*** Block opens ***

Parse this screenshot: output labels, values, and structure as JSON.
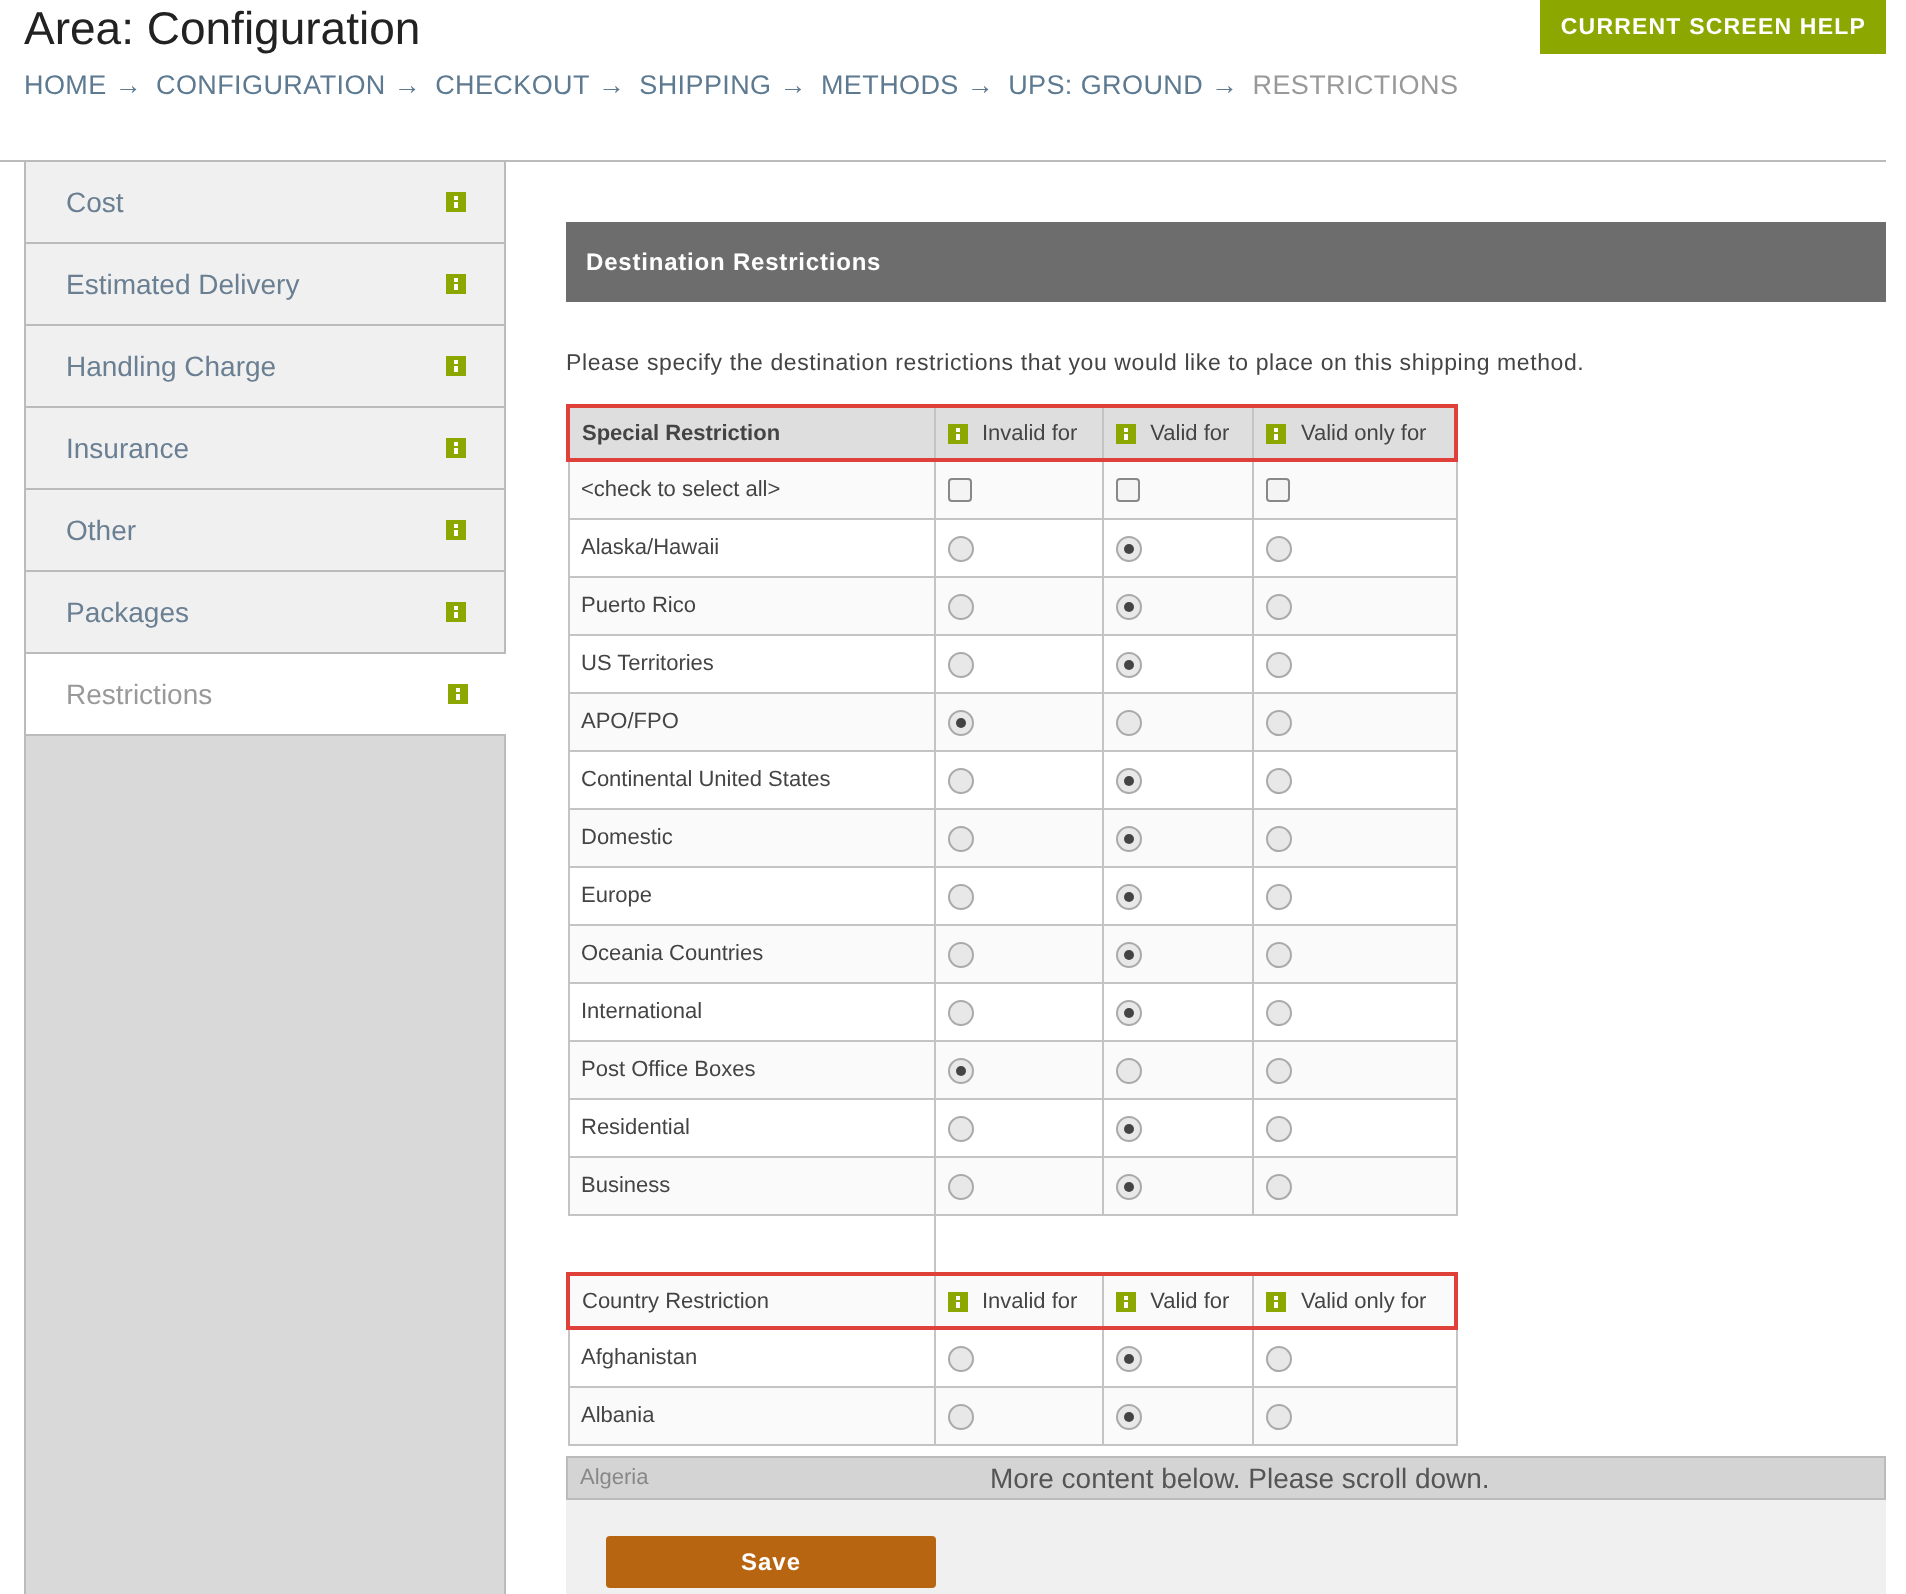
{
  "header": {
    "title": "Area: Configuration",
    "help_button": "CURRENT SCREEN HELP"
  },
  "breadcrumb": [
    {
      "label": "HOME",
      "arrow": "→",
      "current": false
    },
    {
      "label": "CONFIGURATION",
      "arrow": "→",
      "current": false
    },
    {
      "label": "CHECKOUT",
      "arrow": "→",
      "current": false
    },
    {
      "label": "SHIPPING",
      "arrow": "→",
      "current": false
    },
    {
      "label": "METHODS",
      "arrow": "→",
      "current": false
    },
    {
      "label": "UPS: GROUND",
      "arrow": "→",
      "current": false
    },
    {
      "label": "RESTRICTIONS",
      "current": true
    }
  ],
  "sidebar": {
    "items": [
      {
        "label": "Cost",
        "selected": false
      },
      {
        "label": "Estimated Delivery",
        "selected": false
      },
      {
        "label": "Handling Charge",
        "selected": false
      },
      {
        "label": "Insurance",
        "selected": false
      },
      {
        "label": "Other",
        "selected": false
      },
      {
        "label": "Packages",
        "selected": false
      },
      {
        "label": "Restrictions",
        "selected": true
      }
    ]
  },
  "panel": {
    "title": "Destination Restrictions",
    "instructions": "Please specify the destination restrictions that you would like to place on this shipping method."
  },
  "tables": [
    {
      "heading": "Special Restriction",
      "columns": [
        "Invalid for",
        "Valid for",
        "Valid only for"
      ],
      "select_all": {
        "label": "<check to select all>",
        "checked": [
          false,
          false,
          false
        ]
      },
      "rows": [
        {
          "label": "Alaska/Hawaii",
          "radios": [
            false,
            true,
            false
          ]
        },
        {
          "label": "Puerto Rico",
          "radios": [
            false,
            true,
            false
          ]
        },
        {
          "label": "US Territories",
          "radios": [
            false,
            true,
            false
          ]
        },
        {
          "label": "APO/FPO",
          "radios": [
            true,
            false,
            false
          ]
        },
        {
          "label": "Continental United States",
          "radios": [
            false,
            true,
            false
          ]
        },
        {
          "label": "Domestic",
          "radios": [
            false,
            true,
            false
          ]
        },
        {
          "label": "Europe",
          "radios": [
            false,
            true,
            false
          ]
        },
        {
          "label": "Oceania Countries",
          "radios": [
            false,
            true,
            false
          ]
        },
        {
          "label": "International",
          "radios": [
            false,
            true,
            false
          ]
        },
        {
          "label": "Post Office Boxes",
          "radios": [
            true,
            false,
            false
          ]
        },
        {
          "label": "Residential",
          "radios": [
            false,
            true,
            false
          ]
        },
        {
          "label": "Business",
          "radios": [
            false,
            true,
            false
          ]
        }
      ]
    },
    {
      "heading": "Country Restriction",
      "columns": [
        "Invalid for",
        "Valid for",
        "Valid only for"
      ],
      "rows": [
        {
          "label": "Afghanistan",
          "radios": [
            false,
            true,
            false
          ]
        },
        {
          "label": "Albania",
          "radios": [
            false,
            true,
            false
          ]
        }
      ]
    }
  ],
  "footer": {
    "partial_row": "Algeria",
    "notice": "More content below. Please scroll down.",
    "save_button": "Save"
  }
}
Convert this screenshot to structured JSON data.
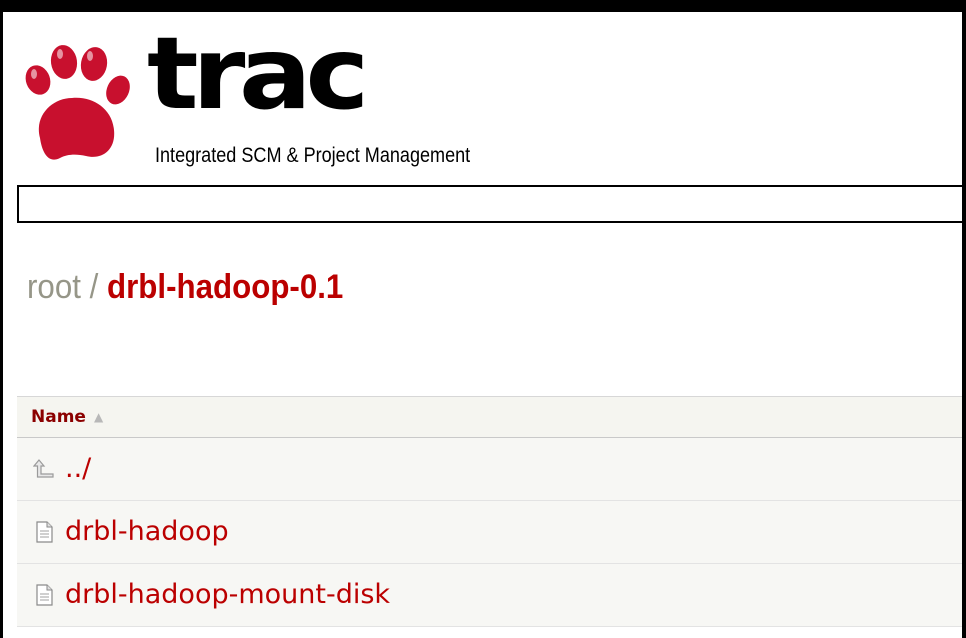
{
  "logo": {
    "wordmark": "trac",
    "tagline": "Integrated SCM & Project Management"
  },
  "path": {
    "root": "root",
    "separator": "/",
    "current": "drbl-hadoop-0.1"
  },
  "listing": {
    "columns": [
      {
        "label": "Name",
        "sort_icon": "sort-ascending-icon"
      }
    ],
    "rows": [
      {
        "name": "../",
        "icon": "parent-dir-icon"
      },
      {
        "name": "drbl-hadoop",
        "icon": "file-icon"
      },
      {
        "name": "drbl-hadoop-mount-disk",
        "icon": "file-icon"
      }
    ]
  },
  "colors": {
    "link": "#bb0000",
    "header_text": "#8b0000",
    "root_text": "#969688",
    "logo_red": "#c8102e"
  }
}
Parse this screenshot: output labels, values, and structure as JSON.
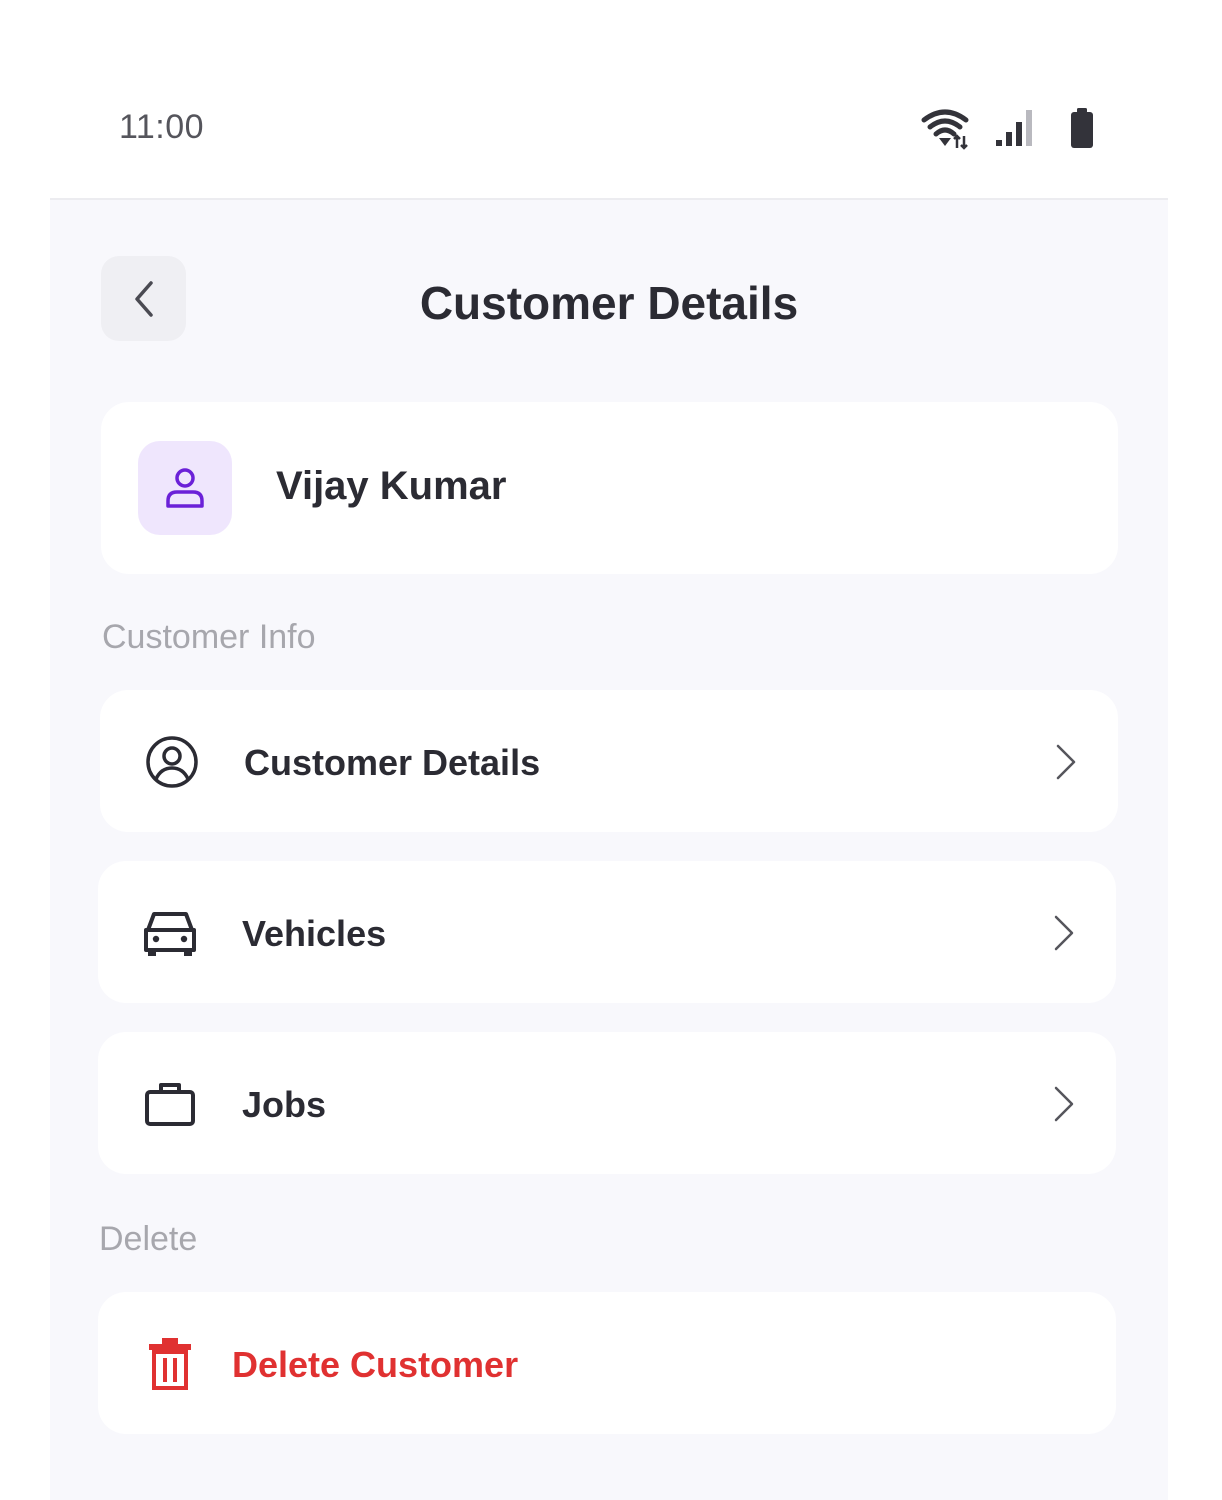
{
  "status_bar": {
    "time": "11:00",
    "icons": [
      "wifi-icon",
      "signal-icon",
      "battery-icon"
    ]
  },
  "header": {
    "title": "Customer Details",
    "back_icon": "chevron-left-icon"
  },
  "profile": {
    "name": "Vijay Kumar",
    "avatar_icon": "user-icon",
    "accent_color": "#6b21d8"
  },
  "sections": {
    "customer_info_label": "Customer Info",
    "delete_label": "Delete"
  },
  "menu": {
    "customer_details": {
      "label": "Customer Details",
      "icon": "user-circle-icon"
    },
    "vehicles": {
      "label": "Vehicles",
      "icon": "car-icon"
    },
    "jobs": {
      "label": "Jobs",
      "icon": "briefcase-icon"
    }
  },
  "delete_action": {
    "label": "Delete Customer",
    "icon": "trash-icon",
    "color": "#e03131"
  }
}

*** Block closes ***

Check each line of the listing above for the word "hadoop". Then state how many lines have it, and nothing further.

- [Exercise response]
3